[Interface dataset entries]
════════════════════

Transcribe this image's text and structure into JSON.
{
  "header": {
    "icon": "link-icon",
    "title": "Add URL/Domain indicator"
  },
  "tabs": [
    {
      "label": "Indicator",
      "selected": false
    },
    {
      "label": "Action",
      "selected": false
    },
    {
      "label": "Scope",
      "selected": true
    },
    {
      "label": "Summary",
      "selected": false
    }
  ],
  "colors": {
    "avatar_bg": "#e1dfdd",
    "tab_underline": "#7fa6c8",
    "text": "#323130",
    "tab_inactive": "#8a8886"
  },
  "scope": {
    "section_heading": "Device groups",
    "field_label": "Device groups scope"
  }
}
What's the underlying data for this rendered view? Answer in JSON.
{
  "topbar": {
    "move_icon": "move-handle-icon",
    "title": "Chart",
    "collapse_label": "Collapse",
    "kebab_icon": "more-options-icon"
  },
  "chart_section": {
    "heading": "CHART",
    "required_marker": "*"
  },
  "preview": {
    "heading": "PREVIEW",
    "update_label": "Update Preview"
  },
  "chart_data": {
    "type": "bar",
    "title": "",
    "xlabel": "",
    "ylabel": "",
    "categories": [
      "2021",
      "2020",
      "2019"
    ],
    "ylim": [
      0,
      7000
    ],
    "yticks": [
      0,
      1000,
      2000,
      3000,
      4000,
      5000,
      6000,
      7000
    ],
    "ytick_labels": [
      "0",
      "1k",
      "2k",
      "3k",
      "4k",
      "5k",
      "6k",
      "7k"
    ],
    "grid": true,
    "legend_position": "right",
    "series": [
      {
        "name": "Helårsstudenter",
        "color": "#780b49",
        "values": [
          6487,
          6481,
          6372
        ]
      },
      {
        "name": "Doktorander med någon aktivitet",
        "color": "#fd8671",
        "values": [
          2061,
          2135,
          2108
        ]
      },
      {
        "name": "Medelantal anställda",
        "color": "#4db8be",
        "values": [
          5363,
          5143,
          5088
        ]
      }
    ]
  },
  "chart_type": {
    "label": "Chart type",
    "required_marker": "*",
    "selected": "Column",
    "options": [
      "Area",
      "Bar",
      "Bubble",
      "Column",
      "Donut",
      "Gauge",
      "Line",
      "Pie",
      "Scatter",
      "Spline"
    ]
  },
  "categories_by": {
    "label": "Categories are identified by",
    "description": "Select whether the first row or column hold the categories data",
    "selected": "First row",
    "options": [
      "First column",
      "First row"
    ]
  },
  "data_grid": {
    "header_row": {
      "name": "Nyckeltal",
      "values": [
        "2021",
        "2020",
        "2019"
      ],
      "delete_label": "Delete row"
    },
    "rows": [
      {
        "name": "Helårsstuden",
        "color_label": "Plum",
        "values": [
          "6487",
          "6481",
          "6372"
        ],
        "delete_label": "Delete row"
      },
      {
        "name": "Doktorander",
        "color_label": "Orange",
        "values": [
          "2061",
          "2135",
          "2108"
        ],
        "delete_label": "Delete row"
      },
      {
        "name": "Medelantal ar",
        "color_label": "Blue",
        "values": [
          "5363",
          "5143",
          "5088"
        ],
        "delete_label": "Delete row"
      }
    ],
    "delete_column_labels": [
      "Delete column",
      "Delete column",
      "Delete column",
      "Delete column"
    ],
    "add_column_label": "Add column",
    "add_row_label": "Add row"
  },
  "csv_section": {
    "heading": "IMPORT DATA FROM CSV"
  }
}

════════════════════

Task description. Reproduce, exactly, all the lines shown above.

Output for this exercise.
Transcribe this image's text and structure into JSON.
{
  "header": {
    "icon": "link-icon",
    "title": "Add URL/Domain indicator"
  },
  "tabs": [
    {
      "label": "Indicator",
      "selected": false
    },
    {
      "label": "Action",
      "selected": false
    },
    {
      "label": "Scope",
      "selected": true
    },
    {
      "label": "Summary",
      "selected": false
    }
  ],
  "colors": {
    "avatar_bg": "#e1dfdd",
    "tab_underline": "#7fa6c8",
    "text": "#323130",
    "tab_inactive": "#8a8886"
  },
  "scope": {
    "section_heading": "Device groups",
    "field_label": "Device groups scope"
  }
}
What's the underlying data for this rendered view? Answer in JSON.
{
  "topbar": {
    "move_icon": "move-handle-icon",
    "title": "Chart",
    "collapse_label": "Collapse",
    "kebab_icon": "more-options-icon"
  },
  "chart_section": {
    "heading": "CHART",
    "required_marker": "*"
  },
  "preview": {
    "heading": "PREVIEW",
    "update_label": "Update Preview"
  },
  "chart_data": {
    "type": "bar",
    "title": "",
    "xlabel": "",
    "ylabel": "",
    "categories": [
      "2021",
      "2020",
      "2019"
    ],
    "ylim": [
      0,
      7000
    ],
    "yticks": [
      0,
      1000,
      2000,
      3000,
      4000,
      5000,
      6000,
      7000
    ],
    "ytick_labels": [
      "0",
      "1k",
      "2k",
      "3k",
      "4k",
      "5k",
      "6k",
      "7k"
    ],
    "grid": true,
    "legend_position": "right",
    "series": [
      {
        "name": "Helårsstudenter",
        "color": "#780b49",
        "values": [
          6487,
          6481,
          6372
        ]
      },
      {
        "name": "Doktorander med någon aktivitet",
        "color": "#fd8671",
        "values": [
          2061,
          2135,
          2108
        ]
      },
      {
        "name": "Medelantal anställda",
        "color": "#4db8be",
        "values": [
          5363,
          5143,
          5088
        ]
      }
    ]
  },
  "chart_type": {
    "label": "Chart type",
    "required_marker": "*",
    "selected": "Column",
    "options": [
      "Area",
      "Bar",
      "Bubble",
      "Column",
      "Donut",
      "Gauge",
      "Line",
      "Pie",
      "Scatter",
      "Spline"
    ]
  },
  "categories_by": {
    "label": "Categories are identified by",
    "description": "Select whether the first row or column hold the categories data",
    "selected": "First row",
    "options": [
      "First column",
      "First row"
    ]
  },
  "data_grid": {
    "header_row": {
      "name": "Nyckeltal",
      "values": [
        "2021",
        "2020",
        "2019"
      ],
      "delete_label": "Delete row"
    },
    "rows": [
      {
        "name": "Helårsstuden",
        "color_label": "Plum",
        "values": [
          "6487",
          "6481",
          "6372"
        ],
        "delete_label": "Delete row"
      },
      {
        "name": "Doktorander",
        "color_label": "Orange",
        "values": [
          "2061",
          "2135",
          "2108"
        ],
        "delete_label": "Delete row"
      },
      {
        "name": "Medelantal ar",
        "color_label": "Blue",
        "values": [
          "5363",
          "5143",
          "5088"
        ],
        "delete_label": "Delete row"
      }
    ],
    "delete_column_labels": [
      "Delete column",
      "Delete column",
      "Delete column",
      "Delete column"
    ],
    "add_column_label": "Add column",
    "add_row_label": "Add row"
  },
  "csv_section": {
    "heading": "IMPORT DATA FROM CSV"
  }
}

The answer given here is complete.